Professors in my major, and some out of major do know my name. I believe that my favorite class has been International Marketing because we had a lot of food brought in, a lot of video clips, a lot of presentations. Least favorite is probably Cross Cultural Harmony in French because of the amount of work it involves that I believe is frivolous and not characteristic of a typical French class. Students study a bunch. Class participation is definitely more prevalent in smaller classes, or classes with buddy buddy teachers. Yes students have intellectual conversations outside of class, that's what coffee shops are for. Students are extremely competitive. I really believe all of the fashion classes are very unique. How many people make suits and bathing suits in class?? The fashion department (in AHRM) is slowly dying. We have close to zero funding, professors are leaving and are not being replaced, our studios and labs need to be updated to accommodate the amount of people who have joined the major. We are very much forgotten, and it's terrible to see, because there are so many talented and dedicated people trying to make this work. Don't spend time with professors outside of class. Academic requirements are fine. Education is in the middle of getting a job and learning for its own sake.
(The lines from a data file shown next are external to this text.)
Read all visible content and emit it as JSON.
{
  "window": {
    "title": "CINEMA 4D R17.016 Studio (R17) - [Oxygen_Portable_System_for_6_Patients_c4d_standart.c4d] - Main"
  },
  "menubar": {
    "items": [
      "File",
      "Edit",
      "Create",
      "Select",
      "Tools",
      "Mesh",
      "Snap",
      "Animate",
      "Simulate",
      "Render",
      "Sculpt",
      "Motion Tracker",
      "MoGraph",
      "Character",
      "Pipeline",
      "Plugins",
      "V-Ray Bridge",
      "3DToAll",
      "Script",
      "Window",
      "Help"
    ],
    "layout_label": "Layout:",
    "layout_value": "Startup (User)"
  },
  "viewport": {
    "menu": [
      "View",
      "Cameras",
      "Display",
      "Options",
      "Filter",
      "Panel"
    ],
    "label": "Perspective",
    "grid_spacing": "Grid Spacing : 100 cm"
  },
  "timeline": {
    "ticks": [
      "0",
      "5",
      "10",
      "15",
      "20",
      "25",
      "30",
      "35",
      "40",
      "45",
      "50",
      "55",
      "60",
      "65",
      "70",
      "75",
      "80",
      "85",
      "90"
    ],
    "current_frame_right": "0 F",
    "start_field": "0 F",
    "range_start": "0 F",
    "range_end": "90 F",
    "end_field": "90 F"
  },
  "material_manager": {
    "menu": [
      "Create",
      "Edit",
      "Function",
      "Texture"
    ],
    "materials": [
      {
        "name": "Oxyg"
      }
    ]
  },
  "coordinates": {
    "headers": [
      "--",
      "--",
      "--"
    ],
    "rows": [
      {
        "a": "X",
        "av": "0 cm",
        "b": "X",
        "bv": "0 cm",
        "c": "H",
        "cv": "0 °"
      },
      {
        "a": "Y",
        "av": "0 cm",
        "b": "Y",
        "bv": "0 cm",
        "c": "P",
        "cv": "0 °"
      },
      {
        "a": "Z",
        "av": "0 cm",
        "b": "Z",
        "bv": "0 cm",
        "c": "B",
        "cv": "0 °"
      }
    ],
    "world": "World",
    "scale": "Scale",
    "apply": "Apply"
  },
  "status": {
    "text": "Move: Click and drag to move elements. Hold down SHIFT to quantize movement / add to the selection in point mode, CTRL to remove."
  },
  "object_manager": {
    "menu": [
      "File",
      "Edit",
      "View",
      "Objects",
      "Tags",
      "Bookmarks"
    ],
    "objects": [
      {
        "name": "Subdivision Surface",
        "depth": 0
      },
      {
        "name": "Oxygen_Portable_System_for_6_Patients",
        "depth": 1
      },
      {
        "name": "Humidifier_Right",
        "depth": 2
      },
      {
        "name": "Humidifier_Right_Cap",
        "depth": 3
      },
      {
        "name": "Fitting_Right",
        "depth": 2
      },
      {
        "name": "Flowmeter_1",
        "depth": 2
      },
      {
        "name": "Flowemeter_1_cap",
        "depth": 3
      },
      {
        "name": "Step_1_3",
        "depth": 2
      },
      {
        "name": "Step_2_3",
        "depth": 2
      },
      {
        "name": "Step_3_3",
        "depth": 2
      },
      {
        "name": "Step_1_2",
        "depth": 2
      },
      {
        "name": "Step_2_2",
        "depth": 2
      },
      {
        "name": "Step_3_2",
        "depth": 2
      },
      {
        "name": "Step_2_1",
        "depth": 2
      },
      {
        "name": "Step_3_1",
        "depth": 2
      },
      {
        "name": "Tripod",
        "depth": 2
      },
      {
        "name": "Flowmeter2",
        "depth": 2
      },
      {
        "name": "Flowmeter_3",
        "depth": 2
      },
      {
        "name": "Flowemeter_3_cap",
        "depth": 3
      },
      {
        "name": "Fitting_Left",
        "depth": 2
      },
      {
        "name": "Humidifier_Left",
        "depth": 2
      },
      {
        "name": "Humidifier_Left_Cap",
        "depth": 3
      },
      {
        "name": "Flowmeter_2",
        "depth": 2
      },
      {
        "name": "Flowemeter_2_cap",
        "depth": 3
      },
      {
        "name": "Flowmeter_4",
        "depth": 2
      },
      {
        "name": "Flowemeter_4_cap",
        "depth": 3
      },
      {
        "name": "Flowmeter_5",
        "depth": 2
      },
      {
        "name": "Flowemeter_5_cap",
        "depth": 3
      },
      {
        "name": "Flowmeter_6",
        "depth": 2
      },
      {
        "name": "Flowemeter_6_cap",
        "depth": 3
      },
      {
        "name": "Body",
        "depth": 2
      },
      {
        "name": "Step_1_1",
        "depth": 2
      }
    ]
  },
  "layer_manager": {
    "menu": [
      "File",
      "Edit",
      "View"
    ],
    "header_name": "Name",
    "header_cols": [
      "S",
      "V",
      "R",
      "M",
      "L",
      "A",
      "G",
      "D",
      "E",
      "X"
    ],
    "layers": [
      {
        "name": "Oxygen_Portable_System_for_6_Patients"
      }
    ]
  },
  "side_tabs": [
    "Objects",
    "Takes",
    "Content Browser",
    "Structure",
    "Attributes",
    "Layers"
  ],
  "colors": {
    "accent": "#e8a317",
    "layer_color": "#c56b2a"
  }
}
Since I'm an English major in smaller classes my professors do know my name. Even in large classes, if you take the time to introduce yourself it can be more personal experience. My favorite class was Intro to Creative Writing I took last spring. We wrote short stories and creative nonfiction everyday, read out loud, and workshopped. Students study Sunday through Thursday afternoon--then it's time for fun. We work hard. Very hard. We talk about class outside of class and we know what's important but it doesn't stop us from having fun in college. Students are competitive for GPA, scholarships, internships, study abroad opportunities--you name it and if someone wants it they will work hard to get it. The English department here seems so warm. I've only been in the department for one semester so I'm still feeling my way around, but all my professors genuinely want me to do well and are more than willing to read over my papers and help me with ideas for other classes. One professor even gave our class her cell phone number because she knew that it would take her so long to respond to her emails. I feel like I'm getting an education that is more that just learning for learning's sake. I'm learning to be a better writer, reader, thinker, and I know that it will help me in the future.